Dataset items:

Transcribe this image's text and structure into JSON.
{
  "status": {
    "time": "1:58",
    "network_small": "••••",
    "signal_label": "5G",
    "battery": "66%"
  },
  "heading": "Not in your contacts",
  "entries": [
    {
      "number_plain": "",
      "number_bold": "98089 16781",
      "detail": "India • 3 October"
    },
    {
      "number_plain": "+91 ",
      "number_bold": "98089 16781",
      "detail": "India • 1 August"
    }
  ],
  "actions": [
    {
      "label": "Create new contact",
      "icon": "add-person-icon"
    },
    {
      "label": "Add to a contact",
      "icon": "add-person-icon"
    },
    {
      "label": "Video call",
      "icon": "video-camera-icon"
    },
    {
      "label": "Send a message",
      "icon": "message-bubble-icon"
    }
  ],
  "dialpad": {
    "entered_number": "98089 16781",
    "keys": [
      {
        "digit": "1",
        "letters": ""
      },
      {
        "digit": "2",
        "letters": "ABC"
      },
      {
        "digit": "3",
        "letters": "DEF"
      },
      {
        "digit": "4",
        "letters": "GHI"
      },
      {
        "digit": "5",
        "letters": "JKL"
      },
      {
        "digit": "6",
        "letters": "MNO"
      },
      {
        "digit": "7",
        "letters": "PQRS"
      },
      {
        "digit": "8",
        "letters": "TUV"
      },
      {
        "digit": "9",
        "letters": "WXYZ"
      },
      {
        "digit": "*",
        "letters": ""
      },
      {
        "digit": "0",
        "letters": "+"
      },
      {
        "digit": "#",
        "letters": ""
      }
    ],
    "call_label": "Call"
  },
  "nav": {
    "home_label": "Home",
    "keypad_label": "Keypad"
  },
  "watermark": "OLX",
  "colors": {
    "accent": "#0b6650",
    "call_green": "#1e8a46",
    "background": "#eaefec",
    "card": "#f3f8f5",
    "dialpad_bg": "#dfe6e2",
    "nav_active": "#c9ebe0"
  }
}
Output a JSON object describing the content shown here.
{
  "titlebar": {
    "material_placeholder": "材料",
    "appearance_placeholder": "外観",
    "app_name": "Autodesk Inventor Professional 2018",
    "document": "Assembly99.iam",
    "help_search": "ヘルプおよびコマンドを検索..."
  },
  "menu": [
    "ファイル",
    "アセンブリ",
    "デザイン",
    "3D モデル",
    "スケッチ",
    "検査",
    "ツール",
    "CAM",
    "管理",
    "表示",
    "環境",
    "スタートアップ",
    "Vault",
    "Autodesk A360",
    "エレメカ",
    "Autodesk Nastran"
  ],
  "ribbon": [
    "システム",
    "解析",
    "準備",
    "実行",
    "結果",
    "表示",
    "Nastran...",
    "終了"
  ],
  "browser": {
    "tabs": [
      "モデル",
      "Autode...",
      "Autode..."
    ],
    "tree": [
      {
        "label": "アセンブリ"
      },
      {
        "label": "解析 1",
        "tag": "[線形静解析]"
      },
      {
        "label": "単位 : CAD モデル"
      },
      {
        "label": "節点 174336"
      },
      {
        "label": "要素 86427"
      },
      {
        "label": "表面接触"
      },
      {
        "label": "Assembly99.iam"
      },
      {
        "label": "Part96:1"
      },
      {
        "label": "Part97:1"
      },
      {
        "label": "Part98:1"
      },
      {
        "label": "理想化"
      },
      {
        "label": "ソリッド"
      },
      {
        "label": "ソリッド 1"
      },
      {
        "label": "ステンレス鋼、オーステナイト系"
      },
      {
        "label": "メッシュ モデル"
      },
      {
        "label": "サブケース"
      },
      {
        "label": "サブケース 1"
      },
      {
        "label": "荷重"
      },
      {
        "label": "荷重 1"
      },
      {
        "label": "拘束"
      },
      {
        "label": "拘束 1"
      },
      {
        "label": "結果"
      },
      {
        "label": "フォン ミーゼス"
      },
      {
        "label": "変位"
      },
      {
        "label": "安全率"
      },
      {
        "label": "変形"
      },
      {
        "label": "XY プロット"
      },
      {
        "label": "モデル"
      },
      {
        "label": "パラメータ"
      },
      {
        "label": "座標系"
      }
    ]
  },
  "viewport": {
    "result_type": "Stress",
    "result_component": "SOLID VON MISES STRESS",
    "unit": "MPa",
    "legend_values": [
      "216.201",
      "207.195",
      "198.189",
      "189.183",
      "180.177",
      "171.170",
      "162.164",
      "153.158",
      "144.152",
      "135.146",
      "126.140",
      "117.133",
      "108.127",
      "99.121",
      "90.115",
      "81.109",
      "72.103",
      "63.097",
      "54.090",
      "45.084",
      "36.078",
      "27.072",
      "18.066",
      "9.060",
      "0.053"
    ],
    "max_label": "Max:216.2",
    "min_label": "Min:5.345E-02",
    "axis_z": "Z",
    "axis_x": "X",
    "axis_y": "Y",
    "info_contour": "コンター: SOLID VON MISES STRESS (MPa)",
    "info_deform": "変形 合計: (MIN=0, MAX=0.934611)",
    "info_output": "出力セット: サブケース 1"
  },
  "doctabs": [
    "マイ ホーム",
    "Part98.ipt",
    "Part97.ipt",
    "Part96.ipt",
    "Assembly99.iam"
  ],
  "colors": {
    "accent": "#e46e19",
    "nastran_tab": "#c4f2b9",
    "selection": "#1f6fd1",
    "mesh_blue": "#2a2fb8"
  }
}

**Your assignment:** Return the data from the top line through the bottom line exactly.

**Response to the exercise:**
Transcribe this image's text and structure into JSON.
{
  "status": {
    "time": "1:58",
    "network_small": "••••",
    "signal_label": "5G",
    "battery": "66%"
  },
  "heading": "Not in your contacts",
  "entries": [
    {
      "number_plain": "",
      "number_bold": "98089 16781",
      "detail": "India • 3 October"
    },
    {
      "number_plain": "+91 ",
      "number_bold": "98089 16781",
      "detail": "India • 1 August"
    }
  ],
  "actions": [
    {
      "label": "Create new contact",
      "icon": "add-person-icon"
    },
    {
      "label": "Add to a contact",
      "icon": "add-person-icon"
    },
    {
      "label": "Video call",
      "icon": "video-camera-icon"
    },
    {
      "label": "Send a message",
      "icon": "message-bubble-icon"
    }
  ],
  "dialpad": {
    "entered_number": "98089 16781",
    "keys": [
      {
        "digit": "1",
        "letters": ""
      },
      {
        "digit": "2",
        "letters": "ABC"
      },
      {
        "digit": "3",
        "letters": "DEF"
      },
      {
        "digit": "4",
        "letters": "GHI"
      },
      {
        "digit": "5",
        "letters": "JKL"
      },
      {
        "digit": "6",
        "letters": "MNO"
      },
      {
        "digit": "7",
        "letters": "PQRS"
      },
      {
        "digit": "8",
        "letters": "TUV"
      },
      {
        "digit": "9",
        "letters": "WXYZ"
      },
      {
        "digit": "*",
        "letters": ""
      },
      {
        "digit": "0",
        "letters": "+"
      },
      {
        "digit": "#",
        "letters": ""
      }
    ],
    "call_label": "Call"
  },
  "nav": {
    "home_label": "Home",
    "keypad_label": "Keypad"
  },
  "watermark": "OLX",
  "colors": {
    "accent": "#0b6650",
    "call_green": "#1e8a46",
    "background": "#eaefec",
    "card": "#f3f8f5",
    "dialpad_bg": "#dfe6e2",
    "nav_active": "#c9ebe0"
  }
}
Output a JSON object describing the content shown here.
{
  "titlebar": {
    "material_placeholder": "材料",
    "appearance_placeholder": "外観",
    "app_name": "Autodesk Inventor Professional 2018",
    "document": "Assembly99.iam",
    "help_search": "ヘルプおよびコマンドを検索..."
  },
  "menu": [
    "ファイル",
    "アセンブリ",
    "デザイン",
    "3D モデル",
    "スケッチ",
    "検査",
    "ツール",
    "CAM",
    "管理",
    "表示",
    "環境",
    "スタートアップ",
    "Vault",
    "Autodesk A360",
    "エレメカ",
    "Autodesk Nastran"
  ],
  "ribbon": [
    "システム",
    "解析",
    "準備",
    "実行",
    "結果",
    "表示",
    "Nastran...",
    "終了"
  ],
  "browser": {
    "tabs": [
      "モデル",
      "Autode...",
      "Autode..."
    ],
    "tree": [
      {
        "label": "アセンブリ"
      },
      {
        "label": "解析 1",
        "tag": "[線形静解析]"
      },
      {
        "label": "単位 : CAD モデル"
      },
      {
        "label": "節点 174336"
      },
      {
        "label": "要素 86427"
      },
      {
        "label": "表面接触"
      },
      {
        "label": "Assembly99.iam"
      },
      {
        "label": "Part96:1"
      },
      {
        "label": "Part97:1"
      },
      {
        "label": "Part98:1"
      },
      {
        "label": "理想化"
      },
      {
        "label": "ソリッド"
      },
      {
        "label": "ソリッド 1"
      },
      {
        "label": "ステンレス鋼、オーステナイト系"
      },
      {
        "label": "メッシュ モデル"
      },
      {
        "label": "サブケース"
      },
      {
        "label": "サブケース 1"
      },
      {
        "label": "荷重"
      },
      {
        "label": "荷重 1"
      },
      {
        "label": "拘束"
      },
      {
        "label": "拘束 1"
      },
      {
        "label": "結果"
      },
      {
        "label": "フォン ミーゼス"
      },
      {
        "label": "変位"
      },
      {
        "label": "安全率"
      },
      {
        "label": "変形"
      },
      {
        "label": "XY プロット"
      },
      {
        "label": "モデル"
      },
      {
        "label": "パラメータ"
      },
      {
        "label": "座標系"
      }
    ]
  },
  "viewport": {
    "result_type": "Stress",
    "result_component": "SOLID VON MISES STRESS",
    "unit": "MPa",
    "legend_values": [
      "216.201",
      "207.195",
      "198.189",
      "189.183",
      "180.177",
      "171.170",
      "162.164",
      "153.158",
      "144.152",
      "135.146",
      "126.140",
      "117.133",
      "108.127",
      "99.121",
      "90.115",
      "81.109",
      "72.103",
      "63.097",
      "54.090",
      "45.084",
      "36.078",
      "27.072",
      "18.066",
      "9.060",
      "0.053"
    ],
    "max_label": "Max:216.2",
    "min_label": "Min:5.345E-02",
    "axis_z": "Z",
    "axis_x": "X",
    "axis_y": "Y",
    "info_contour": "コンター: SOLID VON MISES STRESS (MPa)",
    "info_deform": "変形 合計: (MIN=0, MAX=0.934611)",
    "info_output": "出力セット: サブケース 1"
  },
  "doctabs": [
    "マイ ホーム",
    "Part98.ipt",
    "Part97.ipt",
    "Part96.ipt",
    "Assembly99.iam"
  ],
  "colors": {
    "accent": "#e46e19",
    "nastran_tab": "#c4f2b9",
    "selection": "#1f6fd1",
    "mesh_blue": "#2a2fb8"
  }
}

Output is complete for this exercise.